Mainstream society consistently justifies the killing of innocents, so long as it is done by a western liberal democracy in pursuit of a ‘noble’ goal. Wars which result in high (foreign) civilian casualties are regularly supported by the public. But why are the goals of terrorist groups any less legitimate? Part of the definition of a terrorist is that they pursue political goals, and are not guided by profit, such as bank robbers, or compelled by insanity, such as a serial murderer. Wanting political autonomy, to expel a foreign military invader, or to establish a different kind of political regime are all perfectly legitimate, and many would even say ethical goals.
The Hypocrisy of ‘Legitimacy’
One could perhaps argue that state actions are ‘legitimate’ if conducted by a democracy, because huge numbers of people support their actions, but this is irrelevant when it comes to foreign policy, since those affected by the state’s actions abroad are not citizens of their country and therefore cannot vote, or have any say in the matter whatsoever. Terrorist groups are also often supported just as widely as states, and in many cases, more so.
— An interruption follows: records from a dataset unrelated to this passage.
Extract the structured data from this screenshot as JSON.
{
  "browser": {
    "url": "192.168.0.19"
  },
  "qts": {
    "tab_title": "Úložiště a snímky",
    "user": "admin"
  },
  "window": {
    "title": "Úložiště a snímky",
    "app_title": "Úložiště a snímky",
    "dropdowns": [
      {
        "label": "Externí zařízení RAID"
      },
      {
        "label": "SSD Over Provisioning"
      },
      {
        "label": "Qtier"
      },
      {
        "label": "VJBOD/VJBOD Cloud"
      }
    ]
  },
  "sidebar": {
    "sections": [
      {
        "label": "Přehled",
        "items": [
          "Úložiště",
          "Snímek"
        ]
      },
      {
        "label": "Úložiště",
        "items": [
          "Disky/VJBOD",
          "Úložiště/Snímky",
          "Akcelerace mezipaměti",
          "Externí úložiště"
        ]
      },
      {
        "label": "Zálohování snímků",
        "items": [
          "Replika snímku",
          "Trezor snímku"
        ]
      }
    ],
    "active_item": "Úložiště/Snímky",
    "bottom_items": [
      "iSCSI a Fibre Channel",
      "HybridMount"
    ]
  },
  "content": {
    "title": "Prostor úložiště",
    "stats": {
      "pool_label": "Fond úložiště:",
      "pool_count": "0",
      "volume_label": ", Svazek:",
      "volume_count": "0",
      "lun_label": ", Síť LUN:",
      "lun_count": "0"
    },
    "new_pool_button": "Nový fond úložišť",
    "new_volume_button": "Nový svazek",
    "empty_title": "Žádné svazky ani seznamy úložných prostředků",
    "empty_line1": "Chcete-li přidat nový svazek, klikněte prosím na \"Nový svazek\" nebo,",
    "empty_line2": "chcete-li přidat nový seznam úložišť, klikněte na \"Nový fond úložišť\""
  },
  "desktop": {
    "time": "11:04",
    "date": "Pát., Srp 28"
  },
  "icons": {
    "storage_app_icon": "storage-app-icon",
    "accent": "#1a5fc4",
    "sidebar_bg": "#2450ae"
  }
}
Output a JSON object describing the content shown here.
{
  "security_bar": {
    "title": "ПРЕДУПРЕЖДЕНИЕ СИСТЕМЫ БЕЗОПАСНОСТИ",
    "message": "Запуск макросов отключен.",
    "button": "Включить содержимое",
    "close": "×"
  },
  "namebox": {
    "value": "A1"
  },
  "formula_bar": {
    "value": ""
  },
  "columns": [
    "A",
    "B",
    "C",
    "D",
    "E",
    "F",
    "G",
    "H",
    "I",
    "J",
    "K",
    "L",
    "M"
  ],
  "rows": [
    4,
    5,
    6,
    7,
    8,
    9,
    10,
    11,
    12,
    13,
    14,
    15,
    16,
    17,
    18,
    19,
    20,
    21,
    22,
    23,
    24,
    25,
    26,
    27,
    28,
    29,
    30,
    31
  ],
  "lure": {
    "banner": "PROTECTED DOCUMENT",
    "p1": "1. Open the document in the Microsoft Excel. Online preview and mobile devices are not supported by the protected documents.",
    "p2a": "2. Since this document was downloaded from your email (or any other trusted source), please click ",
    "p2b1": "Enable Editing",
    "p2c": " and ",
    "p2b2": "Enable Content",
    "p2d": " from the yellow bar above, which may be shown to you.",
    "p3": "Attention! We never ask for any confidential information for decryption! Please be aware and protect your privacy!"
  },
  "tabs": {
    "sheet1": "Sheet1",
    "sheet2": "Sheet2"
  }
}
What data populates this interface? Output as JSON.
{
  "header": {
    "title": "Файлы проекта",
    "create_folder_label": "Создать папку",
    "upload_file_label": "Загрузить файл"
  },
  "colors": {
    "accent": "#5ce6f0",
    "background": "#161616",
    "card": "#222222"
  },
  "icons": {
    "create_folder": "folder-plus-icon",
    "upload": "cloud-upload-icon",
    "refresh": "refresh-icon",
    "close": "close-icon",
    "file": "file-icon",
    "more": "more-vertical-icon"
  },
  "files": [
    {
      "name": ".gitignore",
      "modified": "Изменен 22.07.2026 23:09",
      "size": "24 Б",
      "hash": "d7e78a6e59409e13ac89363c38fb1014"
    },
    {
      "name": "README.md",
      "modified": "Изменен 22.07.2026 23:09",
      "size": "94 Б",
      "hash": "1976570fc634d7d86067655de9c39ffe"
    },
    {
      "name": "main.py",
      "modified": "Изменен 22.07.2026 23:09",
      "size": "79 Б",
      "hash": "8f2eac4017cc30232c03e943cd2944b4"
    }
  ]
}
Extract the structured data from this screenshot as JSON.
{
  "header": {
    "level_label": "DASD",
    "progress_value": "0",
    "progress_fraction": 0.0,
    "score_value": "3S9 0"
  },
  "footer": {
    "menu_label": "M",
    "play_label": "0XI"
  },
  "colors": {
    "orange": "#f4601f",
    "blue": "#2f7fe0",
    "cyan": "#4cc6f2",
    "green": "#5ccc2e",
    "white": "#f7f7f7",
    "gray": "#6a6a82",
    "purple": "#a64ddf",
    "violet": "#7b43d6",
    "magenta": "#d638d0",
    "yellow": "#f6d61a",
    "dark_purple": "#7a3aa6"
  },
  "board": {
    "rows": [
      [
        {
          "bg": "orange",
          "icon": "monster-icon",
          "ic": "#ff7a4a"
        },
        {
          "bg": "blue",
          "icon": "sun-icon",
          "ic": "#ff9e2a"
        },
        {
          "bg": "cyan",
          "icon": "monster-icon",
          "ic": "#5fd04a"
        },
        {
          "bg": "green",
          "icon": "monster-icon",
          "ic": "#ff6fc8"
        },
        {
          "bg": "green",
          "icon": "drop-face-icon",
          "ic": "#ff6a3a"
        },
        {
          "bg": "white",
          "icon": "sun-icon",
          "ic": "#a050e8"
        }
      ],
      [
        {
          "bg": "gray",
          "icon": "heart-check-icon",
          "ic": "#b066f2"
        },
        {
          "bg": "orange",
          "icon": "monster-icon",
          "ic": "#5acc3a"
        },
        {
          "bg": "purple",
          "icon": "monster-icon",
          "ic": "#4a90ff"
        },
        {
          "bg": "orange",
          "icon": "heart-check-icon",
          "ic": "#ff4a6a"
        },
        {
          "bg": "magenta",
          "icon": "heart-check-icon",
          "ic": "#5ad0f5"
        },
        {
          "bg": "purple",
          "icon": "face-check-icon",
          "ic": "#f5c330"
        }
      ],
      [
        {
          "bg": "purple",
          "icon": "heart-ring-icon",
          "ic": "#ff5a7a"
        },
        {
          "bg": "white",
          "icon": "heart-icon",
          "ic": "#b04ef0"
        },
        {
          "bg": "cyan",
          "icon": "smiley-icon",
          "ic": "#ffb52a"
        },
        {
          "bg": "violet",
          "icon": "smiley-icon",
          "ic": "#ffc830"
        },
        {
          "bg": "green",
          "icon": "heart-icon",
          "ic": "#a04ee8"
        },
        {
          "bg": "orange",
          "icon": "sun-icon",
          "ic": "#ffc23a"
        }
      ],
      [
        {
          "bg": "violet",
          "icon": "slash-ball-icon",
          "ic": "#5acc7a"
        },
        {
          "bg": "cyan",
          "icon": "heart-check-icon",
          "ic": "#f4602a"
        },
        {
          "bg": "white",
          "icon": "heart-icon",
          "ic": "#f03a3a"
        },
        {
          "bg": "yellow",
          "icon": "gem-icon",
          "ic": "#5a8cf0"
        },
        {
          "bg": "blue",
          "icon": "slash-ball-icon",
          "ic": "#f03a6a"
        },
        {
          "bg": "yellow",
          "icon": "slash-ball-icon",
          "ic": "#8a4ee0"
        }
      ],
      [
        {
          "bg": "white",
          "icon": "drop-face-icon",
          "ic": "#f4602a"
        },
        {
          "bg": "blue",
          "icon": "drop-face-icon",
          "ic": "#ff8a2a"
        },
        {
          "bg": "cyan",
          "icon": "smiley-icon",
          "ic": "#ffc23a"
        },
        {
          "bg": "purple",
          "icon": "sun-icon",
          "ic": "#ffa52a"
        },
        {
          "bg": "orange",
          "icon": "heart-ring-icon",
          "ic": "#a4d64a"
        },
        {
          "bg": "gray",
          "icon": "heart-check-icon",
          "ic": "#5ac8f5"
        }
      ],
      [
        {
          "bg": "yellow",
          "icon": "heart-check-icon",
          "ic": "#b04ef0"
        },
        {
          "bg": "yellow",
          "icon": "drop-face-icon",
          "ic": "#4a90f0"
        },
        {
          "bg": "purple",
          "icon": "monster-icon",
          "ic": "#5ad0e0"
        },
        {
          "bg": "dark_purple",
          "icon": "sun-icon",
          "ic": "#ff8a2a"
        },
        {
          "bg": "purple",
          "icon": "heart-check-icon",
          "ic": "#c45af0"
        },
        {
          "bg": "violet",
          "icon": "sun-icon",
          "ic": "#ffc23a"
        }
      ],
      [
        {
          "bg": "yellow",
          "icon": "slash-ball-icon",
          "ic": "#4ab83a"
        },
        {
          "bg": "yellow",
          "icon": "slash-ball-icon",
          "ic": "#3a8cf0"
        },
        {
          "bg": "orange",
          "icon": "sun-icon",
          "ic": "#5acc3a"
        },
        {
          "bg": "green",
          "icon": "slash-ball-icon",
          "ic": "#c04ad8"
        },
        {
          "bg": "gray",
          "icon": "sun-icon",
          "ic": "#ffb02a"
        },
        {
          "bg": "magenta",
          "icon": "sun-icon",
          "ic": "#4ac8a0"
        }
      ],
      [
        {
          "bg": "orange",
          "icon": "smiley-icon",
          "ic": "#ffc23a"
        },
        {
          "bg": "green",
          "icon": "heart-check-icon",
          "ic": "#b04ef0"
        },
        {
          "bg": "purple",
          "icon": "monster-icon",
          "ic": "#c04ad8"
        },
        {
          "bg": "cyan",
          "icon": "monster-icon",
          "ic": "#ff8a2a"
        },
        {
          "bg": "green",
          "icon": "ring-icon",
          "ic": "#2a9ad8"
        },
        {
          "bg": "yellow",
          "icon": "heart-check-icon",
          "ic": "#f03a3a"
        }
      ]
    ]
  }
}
Perhaps we feel that states are more legitimate because they ‘follow the rules’ (which they themselves made). The problem with that assumption is that, as most realist international relations theorists point out, powerful states generally only follow the rules when it’s in their interest to do so, but ignore them when they get in the way, particularly when it comes to security affairs.
The United Nation’s Goldstone Report, which was simply “rejected” by Israel, found that Israel had committed war crimes and possible crimes against humanity during the Gaza War. The Report claimed that Israel’s attack on Gaza was designed to “terrorize a civilian population,” and that they deliberately and repeatedly targeted civilians. NATO’s intervention in Kosovo was a violation of international law since it was not mandated by the UN Security Council, and Amnesty International found that NATO committed war crimes during that conflict by intentionally targeting a civilian TV/radio station, killing 16 non-combatants. The U.S. has opposed the International Criminal Court and has refused to sign a treaty to ban landmines and many other human rights treaties. The U.S. also regularly violates international law, such as the illegal invasion of Iraq, illegal military tribunals for ‘unlawful combatants’ captured in the War on Terror, and illegal extraordinary renditions. Even U.S. military participation in Libya can be said to be illegal under the War Powers Act, since it wasn’t approved by Congress.
Within the context of this argument, the defining characteristic of both states and terrorist groups is the decision to kill in order to achieve political goals. Whether or not this decision is immoral or not is subject to debate, but regardless, it (at least in a moral sense) defines both types of organization, and distinguishes both of them from other types of groups. States tend to target soldiers more than civilians, since they have large armies and can afford to do so, but they also kill far more civilians than terrorist groups, and they do it deliberately, whether by directly targeting civilians, or by proceeding with attacks that they know will result in sizeable civilian ‘losses.’
All political organizations that kill people to achieve their goals should be judged by the same criteria, whether they can afford to use conventional warfare, or are forced to use unconventional asymmetric tactics. The difference between states and terrorist groups is tactical, not moral.